Join us to learn about the symbiotic relationship underpinning coral reef architecture from the Director of Carnegie’s Department of Embryology Yixian Zheng.
Corals are marine invertebrates that build large exoskeletons from which colorful reefs are constructed. But this reef-building is only possible because of a mutually beneficial relationship between the coral and various species of single-celled algae called dinoflagellates that live inside the cells of coral polyps.
For the past two years, Zheng and her colleagues have been working to elucidate the molecular mechanisms of endosymbiosis in the relationships between both coral and jellyfish and the photosynthetic algal species that they host. She has been building on Carnegie’s longstanding tradition of model organism development to begin revealing the genetics underlying the uptake and sustenance of symbiotic dinoflagellates by the soft coral species Xenia.
Zheng received a B.S. in Biology from Sichuan University, Sichuan, China, and a Ph.D. in Molecular Genetics at The Ohio State University.

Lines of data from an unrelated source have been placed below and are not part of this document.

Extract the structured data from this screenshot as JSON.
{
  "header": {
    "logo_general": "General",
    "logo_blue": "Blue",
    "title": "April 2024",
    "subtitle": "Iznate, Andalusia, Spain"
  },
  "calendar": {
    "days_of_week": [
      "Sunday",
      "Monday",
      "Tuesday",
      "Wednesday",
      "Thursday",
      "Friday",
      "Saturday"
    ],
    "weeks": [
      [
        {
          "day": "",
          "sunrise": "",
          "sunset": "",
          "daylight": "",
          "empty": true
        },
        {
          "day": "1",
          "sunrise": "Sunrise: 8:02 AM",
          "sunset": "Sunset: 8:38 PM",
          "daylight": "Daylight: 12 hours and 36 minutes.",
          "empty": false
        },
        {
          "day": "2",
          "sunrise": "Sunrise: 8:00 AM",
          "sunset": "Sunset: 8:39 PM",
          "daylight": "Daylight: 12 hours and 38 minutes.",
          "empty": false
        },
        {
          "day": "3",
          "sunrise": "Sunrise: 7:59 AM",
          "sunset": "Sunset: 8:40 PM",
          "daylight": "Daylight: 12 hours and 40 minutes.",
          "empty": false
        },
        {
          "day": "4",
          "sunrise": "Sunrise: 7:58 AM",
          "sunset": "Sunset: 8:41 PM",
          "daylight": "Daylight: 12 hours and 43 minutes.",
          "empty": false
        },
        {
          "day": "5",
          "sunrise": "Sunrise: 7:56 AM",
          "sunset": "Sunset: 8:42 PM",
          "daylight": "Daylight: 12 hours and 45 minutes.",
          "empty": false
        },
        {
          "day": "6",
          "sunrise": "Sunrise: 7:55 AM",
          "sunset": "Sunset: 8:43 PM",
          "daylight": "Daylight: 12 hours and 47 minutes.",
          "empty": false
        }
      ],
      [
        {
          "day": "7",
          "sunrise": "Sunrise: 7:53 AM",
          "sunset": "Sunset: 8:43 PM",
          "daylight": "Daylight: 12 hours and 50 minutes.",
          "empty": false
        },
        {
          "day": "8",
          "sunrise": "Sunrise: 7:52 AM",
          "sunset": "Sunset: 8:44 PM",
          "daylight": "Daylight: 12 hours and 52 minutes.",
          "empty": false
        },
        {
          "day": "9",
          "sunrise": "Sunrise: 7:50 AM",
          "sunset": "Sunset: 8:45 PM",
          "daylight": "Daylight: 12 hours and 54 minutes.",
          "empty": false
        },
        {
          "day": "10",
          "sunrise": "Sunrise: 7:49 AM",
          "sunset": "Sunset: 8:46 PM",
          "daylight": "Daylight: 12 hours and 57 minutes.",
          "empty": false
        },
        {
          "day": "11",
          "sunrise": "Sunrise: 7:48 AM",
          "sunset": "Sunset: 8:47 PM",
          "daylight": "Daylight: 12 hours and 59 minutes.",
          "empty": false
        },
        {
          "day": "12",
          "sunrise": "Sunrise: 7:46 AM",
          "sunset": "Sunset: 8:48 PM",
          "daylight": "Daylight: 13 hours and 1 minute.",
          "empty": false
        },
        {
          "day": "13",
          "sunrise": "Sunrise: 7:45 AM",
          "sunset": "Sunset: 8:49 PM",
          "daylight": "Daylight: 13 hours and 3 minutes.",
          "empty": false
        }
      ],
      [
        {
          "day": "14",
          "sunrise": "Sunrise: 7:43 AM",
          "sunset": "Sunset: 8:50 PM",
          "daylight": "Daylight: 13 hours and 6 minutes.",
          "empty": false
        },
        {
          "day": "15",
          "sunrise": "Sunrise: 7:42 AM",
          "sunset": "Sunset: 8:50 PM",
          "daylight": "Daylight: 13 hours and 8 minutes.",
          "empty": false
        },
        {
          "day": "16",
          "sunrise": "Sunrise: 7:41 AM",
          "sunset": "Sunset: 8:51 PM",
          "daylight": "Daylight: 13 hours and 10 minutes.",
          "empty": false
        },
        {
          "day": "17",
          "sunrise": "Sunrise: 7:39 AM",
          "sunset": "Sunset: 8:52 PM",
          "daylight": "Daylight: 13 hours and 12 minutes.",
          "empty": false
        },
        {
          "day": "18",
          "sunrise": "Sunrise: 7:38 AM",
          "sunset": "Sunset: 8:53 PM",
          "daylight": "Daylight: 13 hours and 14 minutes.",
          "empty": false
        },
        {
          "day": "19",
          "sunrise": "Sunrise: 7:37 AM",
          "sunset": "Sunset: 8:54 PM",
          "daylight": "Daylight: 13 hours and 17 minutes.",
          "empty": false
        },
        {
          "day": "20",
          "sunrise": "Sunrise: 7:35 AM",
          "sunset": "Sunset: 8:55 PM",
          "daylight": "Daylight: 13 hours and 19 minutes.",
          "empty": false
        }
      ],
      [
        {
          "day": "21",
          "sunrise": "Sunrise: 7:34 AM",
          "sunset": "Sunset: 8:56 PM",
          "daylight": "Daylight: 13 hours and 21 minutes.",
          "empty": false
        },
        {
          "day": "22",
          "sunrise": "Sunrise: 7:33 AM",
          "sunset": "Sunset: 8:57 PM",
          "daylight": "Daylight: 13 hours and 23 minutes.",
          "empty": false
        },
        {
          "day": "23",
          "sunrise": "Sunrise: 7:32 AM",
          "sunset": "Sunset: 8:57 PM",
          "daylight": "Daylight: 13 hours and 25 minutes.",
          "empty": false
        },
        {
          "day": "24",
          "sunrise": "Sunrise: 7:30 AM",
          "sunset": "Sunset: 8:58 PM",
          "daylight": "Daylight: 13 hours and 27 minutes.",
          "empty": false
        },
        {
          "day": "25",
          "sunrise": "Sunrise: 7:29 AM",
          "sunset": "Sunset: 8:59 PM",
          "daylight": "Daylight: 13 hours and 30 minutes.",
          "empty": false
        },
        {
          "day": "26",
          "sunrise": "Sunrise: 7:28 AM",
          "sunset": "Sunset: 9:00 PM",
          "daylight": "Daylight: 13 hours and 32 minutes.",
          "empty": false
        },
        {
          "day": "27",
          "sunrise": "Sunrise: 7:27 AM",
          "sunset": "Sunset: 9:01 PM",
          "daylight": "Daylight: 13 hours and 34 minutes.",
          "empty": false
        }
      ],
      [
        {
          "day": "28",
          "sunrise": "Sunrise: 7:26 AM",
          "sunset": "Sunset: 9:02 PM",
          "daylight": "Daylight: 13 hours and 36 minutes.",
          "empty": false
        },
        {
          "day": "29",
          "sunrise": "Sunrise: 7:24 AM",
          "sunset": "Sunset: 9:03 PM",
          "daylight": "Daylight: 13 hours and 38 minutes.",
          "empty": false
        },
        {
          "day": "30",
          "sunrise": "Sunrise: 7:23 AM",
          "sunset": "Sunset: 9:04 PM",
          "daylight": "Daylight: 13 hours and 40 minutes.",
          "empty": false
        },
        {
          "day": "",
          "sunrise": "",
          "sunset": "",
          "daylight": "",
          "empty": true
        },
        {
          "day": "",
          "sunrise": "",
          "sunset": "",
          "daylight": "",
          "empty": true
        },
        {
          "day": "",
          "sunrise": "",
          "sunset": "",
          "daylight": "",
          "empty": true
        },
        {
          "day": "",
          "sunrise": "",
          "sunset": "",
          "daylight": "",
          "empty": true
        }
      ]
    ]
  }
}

She was a postdoctoral fellow at the University of California San Francisco and joined Carnegie as a staff member in 1996. Between 2000 and 2012 she was also a Howard Hughes Medical Institute Investigator. She was named Director of Carnegie Embryology in 2017. With Observatories Director John Mulchaey, she served as Interim Co-President of the institution for the first half of 2018.
July 23, 2020